The Holocaust Educational Trust is deeply saddened to hear of the passing of our dear friend Leslie Kleinman BEM

Karen Pollock CBE, Chief Executive of the Holocaust Educational Trust said:

“Leslie Kleinman was an inspiration to all of us at the Holocaust Educational Trust. He survived Auschwitz-Birkenau, Sachsenhausen and Flossenburg concentration camps before coming to the UK as one of ‘The Boys’ in 1945.

In later years, he worked tirelessly to share his testimony with the next generation, travelling the length and breadth of the UK, for which he was awarded a BEM. Leslie was often invited back to schools year on year, such was the impact he had.
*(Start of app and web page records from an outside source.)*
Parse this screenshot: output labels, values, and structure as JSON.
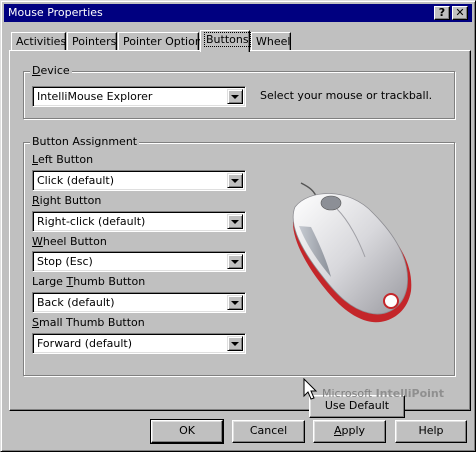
{
  "window": {
    "title": "Mouse Properties",
    "help_btn": "?",
    "close_btn": "✕"
  },
  "tabs": [
    {
      "label": "Activities",
      "active": false
    },
    {
      "label": "Pointers",
      "active": false
    },
    {
      "label": "Pointer Options",
      "active": false
    },
    {
      "label": "Buttons",
      "active": true
    },
    {
      "label": "Wheel",
      "active": false
    }
  ],
  "device": {
    "group_label": "Device",
    "value": "IntelliMouse Explorer",
    "hint": "Select your mouse or trackball."
  },
  "assignment": {
    "group_label": "Button Assignment",
    "left": {
      "label": "Left Button",
      "value": "Click (default)"
    },
    "right": {
      "label": "Right Button",
      "value": "Right-click (default)"
    },
    "wheel": {
      "label": "Wheel Button",
      "value": "Stop (Esc)"
    },
    "large": {
      "label": "Large Thumb Button",
      "value": "Back (default)"
    },
    "small": {
      "label": "Small Thumb Button",
      "value": "Forward (default)"
    },
    "use_default": "Use Default"
  },
  "brand": {
    "company": "Microsoft",
    "product": "IntelliPoint"
  },
  "footer": {
    "ok": "OK",
    "cancel": "Cancel",
    "apply": "Apply",
    "help": "Help"
  },
  "colors": {
    "titlebar": "#000080",
    "face": "#c0c0c0",
    "mouse_accent": "#cc2222"
  }
}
Leslie also accompanied groups on educational visits to Poland and was passionate that the Second and Third Generation continue the hard work of courageous survivors.

He was a religious man, who often spoke of nearly losing faith in G-d during the Holocaust. His commitment to Judaism and the Jewish community was unstinting.

A deeply kind and generous man, Leslie exuded warmth and compassion, always with an infectious smile.

He will be very sadly missed, and our thoughts and prayers are with his wife Miriam and his family.”


Leslie Kleinman BEM 1929 -2021

Leslie was born on 29th May 1929 in Ambud, Romania, into an Orthodox Jewish family. He had three brothers and four sisters, and his father was a Rabbi.

In March 1944 when Germany invaded Hungary, the family’s peaceful world was destroyed. His father was taken, supposedly to dig trenches on the Eastern Front but in fact he was deported to Auschwitz-Birkenau. A month later, the rest of Leslie’s family were forced to leave their home and enter the ghetto, where they were held for a month.

From the ghetto, Leslie and his family were deported. They were told that they were being sent to Germany to work, but instead they were taken to Auschwitz-Birkenau. Although Leslie was only 14, he said that he was older and was selected for work. He was separated from the rest of his family who were all taken straight to the gas chamber except for his eldest sister, Gitta, who was selected for work and sent to Bergen- Belsen. At Auschwitz-Birkenau, Leslie worked building a railway and later worked unloading bags of cement from the trains.

Towards the end of 1944, with the Red Army approaching, Leslie was sent on a death march to Sachsenhausen and then onto Flossenbürg concentration camp, where he stayed for approximately three weeks. From there, Leslie and the remaining prisoners were sent on a second death march towards Dachau concentration camp. During the march, while they were in a forest, all of the Nazis disappeared, and Leslie was liberated by American troops. Whilst recuperating, Leslie learnt that his sister, Gitta, had survived the camps but died shortly after liberation.

Leslie was told that the British government were allowing 1,000 child survivors to come to the UK. They could only find 732 children to be a part of the programme. Leslie was one of this group who became known as 'The Boys'. Leslie went on to marry and settled in Canada, having two children. He later returned to the UK.